▸ **YOUR INSTRUCTIONS**:
Quote every line below exactly as it reads.

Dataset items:
================================
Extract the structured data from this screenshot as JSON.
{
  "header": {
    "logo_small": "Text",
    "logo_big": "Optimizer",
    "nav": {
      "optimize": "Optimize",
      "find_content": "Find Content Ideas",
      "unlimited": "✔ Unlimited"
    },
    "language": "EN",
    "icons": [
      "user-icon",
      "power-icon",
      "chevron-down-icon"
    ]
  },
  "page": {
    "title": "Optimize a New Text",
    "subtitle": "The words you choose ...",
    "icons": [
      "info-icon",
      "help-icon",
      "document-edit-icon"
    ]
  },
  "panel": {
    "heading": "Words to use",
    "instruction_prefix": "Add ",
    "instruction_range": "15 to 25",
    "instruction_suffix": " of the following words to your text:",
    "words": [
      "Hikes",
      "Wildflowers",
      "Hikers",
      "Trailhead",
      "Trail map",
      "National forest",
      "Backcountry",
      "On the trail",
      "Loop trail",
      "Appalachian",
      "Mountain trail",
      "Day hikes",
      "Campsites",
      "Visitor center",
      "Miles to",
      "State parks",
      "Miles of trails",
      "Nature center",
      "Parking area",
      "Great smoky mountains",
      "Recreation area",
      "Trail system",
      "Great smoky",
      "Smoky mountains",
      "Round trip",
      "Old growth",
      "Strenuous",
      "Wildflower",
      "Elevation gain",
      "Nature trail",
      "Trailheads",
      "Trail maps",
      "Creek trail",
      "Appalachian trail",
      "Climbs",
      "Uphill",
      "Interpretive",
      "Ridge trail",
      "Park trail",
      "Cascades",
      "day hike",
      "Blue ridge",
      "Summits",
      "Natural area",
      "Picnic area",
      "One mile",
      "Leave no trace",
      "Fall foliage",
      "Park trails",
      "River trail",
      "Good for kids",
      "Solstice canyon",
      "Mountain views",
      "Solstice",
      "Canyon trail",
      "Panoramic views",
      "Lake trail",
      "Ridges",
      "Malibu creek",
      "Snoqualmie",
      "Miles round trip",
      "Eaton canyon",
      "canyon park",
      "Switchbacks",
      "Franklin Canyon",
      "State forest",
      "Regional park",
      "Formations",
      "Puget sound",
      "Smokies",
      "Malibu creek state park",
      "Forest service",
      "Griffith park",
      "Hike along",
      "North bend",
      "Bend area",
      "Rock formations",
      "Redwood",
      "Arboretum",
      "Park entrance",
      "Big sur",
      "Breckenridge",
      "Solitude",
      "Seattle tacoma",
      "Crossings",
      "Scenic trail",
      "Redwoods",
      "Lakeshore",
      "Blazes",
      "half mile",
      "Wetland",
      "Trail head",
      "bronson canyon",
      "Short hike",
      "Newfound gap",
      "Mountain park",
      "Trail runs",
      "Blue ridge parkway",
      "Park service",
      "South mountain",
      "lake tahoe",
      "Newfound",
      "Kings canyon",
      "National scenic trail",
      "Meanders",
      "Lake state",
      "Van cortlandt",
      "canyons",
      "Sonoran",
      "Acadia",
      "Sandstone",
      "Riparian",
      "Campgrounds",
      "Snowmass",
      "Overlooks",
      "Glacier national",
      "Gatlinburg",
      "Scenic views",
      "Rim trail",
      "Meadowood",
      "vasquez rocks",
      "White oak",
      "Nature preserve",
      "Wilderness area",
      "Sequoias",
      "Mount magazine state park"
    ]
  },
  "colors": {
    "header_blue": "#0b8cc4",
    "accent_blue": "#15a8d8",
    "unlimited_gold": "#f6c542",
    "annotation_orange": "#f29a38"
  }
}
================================
▸ **EXPECTED ANSWER**:
Extract the structured data from this screenshot as JSON.
{
  "header": {
    "logo_small": "Text",
    "logo_big": "Optimizer",
    "nav": {
      "optimize": "Optimize",
      "find_content": "Find Content Ideas",
      "unlimited": "✔ Unlimited"
    },
    "language": "EN",
    "icons": [
      "user-icon",
      "power-icon",
      "chevron-down-icon"
    ]
  },
  "page": {
    "title": "Optimize a New Text",
    "subtitle": "The words you choose ...",
    "icons": [
      "info-icon",
      "help-icon",
      "document-edit-icon"
    ]
  },
  "panel": {
    "heading": "Words to use",
    "instruction_prefix": "Add ",
    "instruction_range": "15 to 25",
    "instruction_suffix": " of the following words to your text:",
    "words": [
      "Hikes",
      "Wildflowers",
      "Hikers",
      "Trailhead",
      "Trail map",
      "National forest",
      "Backcountry",
      "On the trail",
      "Loop trail",
      "Appalachian",
      "Mountain trail",
      "Day hikes",
      "Campsites",
      "Visitor center",
      "Miles to",
      "State parks",
      "Miles of trails",
      "Nature center",
      "Parking area",
      "Great smoky mountains",
      "Recreation area",
      "Trail system",
      "Great smoky",
      "Smoky mountains",
      "Round trip",
      "Old growth",
      "Strenuous",
      "Wildflower",
      "Elevation gain",
      "Nature trail",
      "Trailheads",
      "Trail maps",
      "Creek trail",
      "Appalachian trail",
      "Climbs",
      "Uphill",
      "Interpretive",
      "Ridge trail",
      "Park trail",
      "Cascades",
      "day hike",
      "Blue ridge",
      "Summits",
      "Natural area",
      "Picnic area",
      "One mile",
      "Leave no trace",
      "Fall foliage",
      "Park trails",
      "River trail",
      "Good for kids",
      "Solstice canyon",
      "Mountain views",
      "Solstice",
      "Canyon trail",
      "Panoramic views",
      "Lake trail",
      "Ridges",
      "Malibu creek",
      "Snoqualmie",
      "Miles round trip",
      "Eaton canyon",
      "canyon park",
      "Switchbacks",
      "Franklin Canyon",
      "State forest",
      "Regional park",
      "Formations",
      "Puget sound",
      "Smokies",
      "Malibu creek state park",
      "Forest service",
      "Griffith park",
      "Hike along",
      "North bend",
      "Bend area",
      "Rock formations",
      "Redwood",
      "Arboretum",
      "Park entrance",
      "Big sur",
      "Breckenridge",
      "Solitude",
      "Seattle tacoma",
      "Crossings",
      "Scenic trail",
      "Redwoods",
      "Lakeshore",
      "Blazes",
      "half mile",
      "Wetland",
      "Trail head",
      "bronson canyon",
      "Short hike",
      "Newfound gap",
      "Mountain park",
      "Trail runs",
      "Blue ridge parkway",
      "Park service",
      "South mountain",
      "lake tahoe",
      "Newfound",
      "Kings canyon",
      "National scenic trail",
      "Meanders",
      "Lake state",
      "Van cortlandt",
      "canyons",
      "Sonoran",
      "Acadia",
      "Sandstone",
      "Riparian",
      "Campgrounds",
      "Snowmass",
      "Overlooks",
      "Glacier national",
      "Gatlinburg",
      "Scenic views",
      "Rim trail",
      "Meadowood",
      "vasquez rocks",
      "White oak",
      "Nature preserve",
      "Wilderness area",
      "Sequoias",
      "Mount magazine state park"
    ]
  },
  "colors": {
    "header_blue": "#0b8cc4",
    "accent_blue": "#15a8d8",
    "unlimited_gold": "#f6c542",
    "annotation_orange": "#f29a38"
  }
}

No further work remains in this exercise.